If this is the case, you can just save the response files set up during the first installation, and reuse them to install each new OBIEE version. Of course the required response file structure could change between versions, but I doubt any changes would be significant.
How do I migrate everything over?
So you've chosen to do a fresh install, you've saved the response files for future use, and you have a brand new OBIEE 188.8.131.52 environment up and running. Now, how do we get this environment back to a state where it can be used?
Before performing the upgrade or uninstall, we need to gather a few things from the current environment. The big things we need to make sure we get is the catalog, RPD, and the security model. We may need additional content (like a custom style/skin or deployments on the Weblogic Server, configurations, etc.) but I will ignore those for brevity. To move some these, I expect you would be required to use the WLST.

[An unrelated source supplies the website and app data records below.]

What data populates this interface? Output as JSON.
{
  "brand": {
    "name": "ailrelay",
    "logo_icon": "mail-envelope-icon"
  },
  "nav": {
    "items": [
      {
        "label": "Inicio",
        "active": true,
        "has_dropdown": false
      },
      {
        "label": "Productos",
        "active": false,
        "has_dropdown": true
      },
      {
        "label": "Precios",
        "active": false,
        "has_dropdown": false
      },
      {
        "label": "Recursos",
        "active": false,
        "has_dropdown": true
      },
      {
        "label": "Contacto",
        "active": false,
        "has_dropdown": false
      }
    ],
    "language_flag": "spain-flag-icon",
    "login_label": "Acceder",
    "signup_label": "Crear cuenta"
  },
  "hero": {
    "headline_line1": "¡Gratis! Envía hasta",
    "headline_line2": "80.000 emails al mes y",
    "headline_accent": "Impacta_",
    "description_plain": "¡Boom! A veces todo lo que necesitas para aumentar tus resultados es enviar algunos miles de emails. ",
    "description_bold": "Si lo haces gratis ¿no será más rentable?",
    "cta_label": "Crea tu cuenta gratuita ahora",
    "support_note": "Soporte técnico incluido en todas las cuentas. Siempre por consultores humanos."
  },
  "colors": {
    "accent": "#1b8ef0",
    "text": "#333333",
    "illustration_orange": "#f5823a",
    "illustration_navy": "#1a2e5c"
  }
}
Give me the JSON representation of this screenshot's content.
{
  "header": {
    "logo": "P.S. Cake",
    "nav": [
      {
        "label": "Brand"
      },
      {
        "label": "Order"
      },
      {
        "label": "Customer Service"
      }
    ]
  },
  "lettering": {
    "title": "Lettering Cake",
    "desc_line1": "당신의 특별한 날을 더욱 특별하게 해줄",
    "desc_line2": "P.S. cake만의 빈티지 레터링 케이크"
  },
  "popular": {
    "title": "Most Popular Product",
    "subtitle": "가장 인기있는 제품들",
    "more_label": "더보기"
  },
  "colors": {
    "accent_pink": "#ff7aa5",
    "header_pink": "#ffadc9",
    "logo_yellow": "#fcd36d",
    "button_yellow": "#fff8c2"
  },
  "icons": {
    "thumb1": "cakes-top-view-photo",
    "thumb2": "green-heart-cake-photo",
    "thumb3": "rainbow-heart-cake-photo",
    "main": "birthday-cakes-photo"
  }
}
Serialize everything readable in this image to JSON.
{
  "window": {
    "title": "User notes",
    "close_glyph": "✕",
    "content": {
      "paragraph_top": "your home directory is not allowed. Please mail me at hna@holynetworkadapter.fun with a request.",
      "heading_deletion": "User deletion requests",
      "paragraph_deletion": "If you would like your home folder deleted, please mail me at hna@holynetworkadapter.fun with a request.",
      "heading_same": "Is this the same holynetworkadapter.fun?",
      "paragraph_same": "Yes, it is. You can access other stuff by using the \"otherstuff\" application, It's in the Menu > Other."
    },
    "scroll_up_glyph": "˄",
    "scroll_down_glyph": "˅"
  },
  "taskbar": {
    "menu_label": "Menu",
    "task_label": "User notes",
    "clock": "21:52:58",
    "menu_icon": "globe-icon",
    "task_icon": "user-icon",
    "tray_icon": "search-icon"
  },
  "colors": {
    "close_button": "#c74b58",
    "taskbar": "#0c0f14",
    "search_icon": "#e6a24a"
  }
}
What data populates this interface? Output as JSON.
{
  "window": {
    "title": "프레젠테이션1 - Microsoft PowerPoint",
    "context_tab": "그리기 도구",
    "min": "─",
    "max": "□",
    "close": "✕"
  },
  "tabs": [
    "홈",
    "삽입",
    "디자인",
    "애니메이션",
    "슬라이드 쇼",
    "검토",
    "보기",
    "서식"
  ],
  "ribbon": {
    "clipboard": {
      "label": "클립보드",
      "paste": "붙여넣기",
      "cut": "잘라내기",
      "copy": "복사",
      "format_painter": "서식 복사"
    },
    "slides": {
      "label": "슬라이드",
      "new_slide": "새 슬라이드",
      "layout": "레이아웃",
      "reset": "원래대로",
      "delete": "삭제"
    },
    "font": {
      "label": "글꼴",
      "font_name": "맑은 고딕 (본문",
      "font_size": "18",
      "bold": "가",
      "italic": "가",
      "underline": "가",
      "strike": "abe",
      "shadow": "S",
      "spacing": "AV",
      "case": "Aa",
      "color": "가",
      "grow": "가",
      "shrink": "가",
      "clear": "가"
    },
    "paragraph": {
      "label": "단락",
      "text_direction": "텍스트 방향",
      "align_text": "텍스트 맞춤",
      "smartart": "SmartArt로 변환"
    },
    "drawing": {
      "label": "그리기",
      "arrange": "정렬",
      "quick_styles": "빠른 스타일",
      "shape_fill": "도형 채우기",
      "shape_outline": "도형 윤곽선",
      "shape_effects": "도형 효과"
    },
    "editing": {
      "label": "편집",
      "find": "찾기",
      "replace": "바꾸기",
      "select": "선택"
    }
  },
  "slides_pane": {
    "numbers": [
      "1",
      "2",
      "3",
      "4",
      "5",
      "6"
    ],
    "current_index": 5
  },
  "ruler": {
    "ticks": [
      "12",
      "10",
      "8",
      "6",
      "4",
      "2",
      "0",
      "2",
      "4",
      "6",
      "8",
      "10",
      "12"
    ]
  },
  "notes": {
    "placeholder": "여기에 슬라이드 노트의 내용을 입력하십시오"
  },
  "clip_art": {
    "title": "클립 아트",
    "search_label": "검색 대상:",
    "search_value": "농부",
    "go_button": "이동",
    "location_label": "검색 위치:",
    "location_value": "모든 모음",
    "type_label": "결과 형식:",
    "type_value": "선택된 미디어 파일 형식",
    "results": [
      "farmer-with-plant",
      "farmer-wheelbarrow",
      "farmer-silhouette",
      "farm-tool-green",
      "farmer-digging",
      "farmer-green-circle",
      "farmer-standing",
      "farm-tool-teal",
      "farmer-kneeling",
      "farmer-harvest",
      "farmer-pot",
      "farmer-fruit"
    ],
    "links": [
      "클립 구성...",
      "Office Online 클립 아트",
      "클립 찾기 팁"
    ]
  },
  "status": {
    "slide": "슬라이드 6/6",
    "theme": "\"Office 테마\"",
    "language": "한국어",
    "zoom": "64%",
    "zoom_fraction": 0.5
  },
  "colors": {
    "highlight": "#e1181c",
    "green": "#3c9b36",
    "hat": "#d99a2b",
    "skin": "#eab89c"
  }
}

Catalog, RPD, and Security Model
Lucky for us, the Catalog, RPD, and Security Model are all included in the BAR export we can create using the
exportServiceInstance() function in the WLST. You can then import these to a 12C environment using the
importServiceInstance() function. Easy enough, right?
If your users are maintained in the embedded Weblogic LDAP, you must export them and then re-import them. This process can be done manually or through the WLST using the Current Management Object.
If users are maintained through an external Active Directory source, then the configurations will be pulled in with the Security Model in the BAR file.
Testing the migration
The final step is, of course, to make sure everything works! And what better way than to use Oracle's new Baseline Validation Tool. This tool is included in OBIEE 12C, and is perfect for testing migrations between environments.
For those unfamiliar, the basic process is this:
- Configure and run the Baseline Validation Tool against your content.
- Perform the upgrade (be sure to preserve the previously gathered test results)!
- Run the Baseline Validation Tool again to gather the new output, and display the compared results.
The output should be an HTML file that, when opened in a browser, will let you know what has changed since the last time it was run. If everything was migrated properly, then there should be no major discrepancies.
Is it better to do an in-place upgrade, or a fresh install and migrate current content? The answer, as always, depends on the business. One method adds complexity but allows for more customization possibilities, while the other is likely faster and a more standard approach. Use whichever works for your specific requirements.
It's an interesting idea to install a new version of OBIEE every so often, rather than perform an upgrade, but maybe for some organizations it will simplify the process and alleviate common upgrade issues. If you or your organization are often stuck on older versions of OBIEE because you are uncomfortable or unfamiliar with the typical upgrade process, maybe you can provision an additional environment and attempt this alternative method.
As previously stated, it is imperative for environments to be as up to date as possible, and this method is simply another, albeit unconventional, avenue to make that happen.